Ahh, the aroma of her cookies in the oven was extraordinary! I didn’t get to see my grandmother very often, but I remember her chocolate chip cookies as a highlight of our visits to her home. The whole place felt cozy and inviting, and I felt like a special guest as she finished the last batch of the old fashioned recipe and served them warm. What a lasting and delightful memory!
There are behaviors in leadership that elicit “good feelings,” like grandmother’s cookies. Is there a leader that you enjoy working for or with—just because you like the way you feel when you work together? Continue reading
According to WordPress, 78% of companies that blog DAILY have acquired a customer from their blog. If you blog multiple times per day, that number climbs to close to 100%. Well, I (Jeff) didn’t know that until I read Secret To Daily Blogging With The Power Post by Nuclear Chowder Marketing (gotta love that name!). Here at WellSpirit Consulting, we’ve been blogging weekly. Challenged by the stats and tips in the article mentioned above, we decided to up our game.
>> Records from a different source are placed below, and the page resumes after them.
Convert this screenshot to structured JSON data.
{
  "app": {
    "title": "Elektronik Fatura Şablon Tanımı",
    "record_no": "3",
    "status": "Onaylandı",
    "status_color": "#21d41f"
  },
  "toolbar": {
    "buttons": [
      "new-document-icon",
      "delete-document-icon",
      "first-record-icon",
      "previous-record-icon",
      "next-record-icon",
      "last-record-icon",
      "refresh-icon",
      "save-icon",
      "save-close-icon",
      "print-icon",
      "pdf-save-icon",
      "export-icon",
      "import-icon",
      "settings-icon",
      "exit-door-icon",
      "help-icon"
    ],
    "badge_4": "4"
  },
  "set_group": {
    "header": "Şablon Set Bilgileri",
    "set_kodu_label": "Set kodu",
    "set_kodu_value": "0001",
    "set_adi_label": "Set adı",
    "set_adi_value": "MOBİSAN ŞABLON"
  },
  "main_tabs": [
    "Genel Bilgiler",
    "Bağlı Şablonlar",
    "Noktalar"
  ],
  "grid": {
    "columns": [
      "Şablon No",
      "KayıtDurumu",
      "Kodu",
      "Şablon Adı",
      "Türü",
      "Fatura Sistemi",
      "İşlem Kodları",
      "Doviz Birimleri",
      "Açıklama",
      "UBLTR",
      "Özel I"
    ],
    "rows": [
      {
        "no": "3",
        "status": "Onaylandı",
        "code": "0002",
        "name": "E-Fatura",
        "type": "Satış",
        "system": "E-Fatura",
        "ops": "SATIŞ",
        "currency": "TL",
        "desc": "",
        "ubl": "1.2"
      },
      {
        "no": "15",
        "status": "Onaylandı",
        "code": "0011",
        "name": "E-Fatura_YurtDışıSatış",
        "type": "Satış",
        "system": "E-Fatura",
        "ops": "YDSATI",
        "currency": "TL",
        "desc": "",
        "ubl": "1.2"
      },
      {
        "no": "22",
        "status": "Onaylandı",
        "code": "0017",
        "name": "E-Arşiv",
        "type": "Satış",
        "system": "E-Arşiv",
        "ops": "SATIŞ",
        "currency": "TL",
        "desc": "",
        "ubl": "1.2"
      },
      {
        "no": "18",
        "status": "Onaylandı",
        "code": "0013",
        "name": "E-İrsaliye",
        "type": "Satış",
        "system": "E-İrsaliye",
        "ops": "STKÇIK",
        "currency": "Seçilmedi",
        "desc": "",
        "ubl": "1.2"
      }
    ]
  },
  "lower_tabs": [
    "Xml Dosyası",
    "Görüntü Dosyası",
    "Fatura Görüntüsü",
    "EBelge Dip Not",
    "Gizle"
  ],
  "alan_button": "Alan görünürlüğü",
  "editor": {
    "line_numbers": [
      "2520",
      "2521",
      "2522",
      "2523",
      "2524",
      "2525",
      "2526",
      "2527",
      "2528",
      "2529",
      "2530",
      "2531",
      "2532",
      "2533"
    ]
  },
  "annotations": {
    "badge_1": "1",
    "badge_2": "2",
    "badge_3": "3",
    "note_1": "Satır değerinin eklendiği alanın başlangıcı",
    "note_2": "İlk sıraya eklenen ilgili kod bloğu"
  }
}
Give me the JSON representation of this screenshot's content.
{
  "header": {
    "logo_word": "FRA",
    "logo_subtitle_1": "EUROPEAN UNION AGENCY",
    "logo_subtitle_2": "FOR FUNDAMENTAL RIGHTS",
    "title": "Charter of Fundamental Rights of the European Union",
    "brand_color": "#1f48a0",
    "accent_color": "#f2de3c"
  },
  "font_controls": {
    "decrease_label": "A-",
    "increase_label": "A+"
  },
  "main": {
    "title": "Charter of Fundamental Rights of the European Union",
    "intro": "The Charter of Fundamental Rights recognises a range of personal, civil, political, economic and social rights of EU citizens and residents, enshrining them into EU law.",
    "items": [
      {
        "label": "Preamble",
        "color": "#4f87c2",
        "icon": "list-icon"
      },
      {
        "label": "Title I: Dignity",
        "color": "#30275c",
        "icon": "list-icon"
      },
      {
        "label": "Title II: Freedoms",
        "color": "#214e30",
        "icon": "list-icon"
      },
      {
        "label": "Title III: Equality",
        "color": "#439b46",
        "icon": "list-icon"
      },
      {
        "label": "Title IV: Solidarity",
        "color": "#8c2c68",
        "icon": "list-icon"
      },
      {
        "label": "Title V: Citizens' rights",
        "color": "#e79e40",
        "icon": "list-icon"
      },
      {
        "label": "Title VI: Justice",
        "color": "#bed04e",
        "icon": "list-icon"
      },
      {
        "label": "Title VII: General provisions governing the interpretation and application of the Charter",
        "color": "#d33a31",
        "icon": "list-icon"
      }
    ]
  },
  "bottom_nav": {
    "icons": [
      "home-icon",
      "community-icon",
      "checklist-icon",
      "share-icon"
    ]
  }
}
That’s right, weekly blogging is out – and daily blogging (or at least almost daily) blogging is in.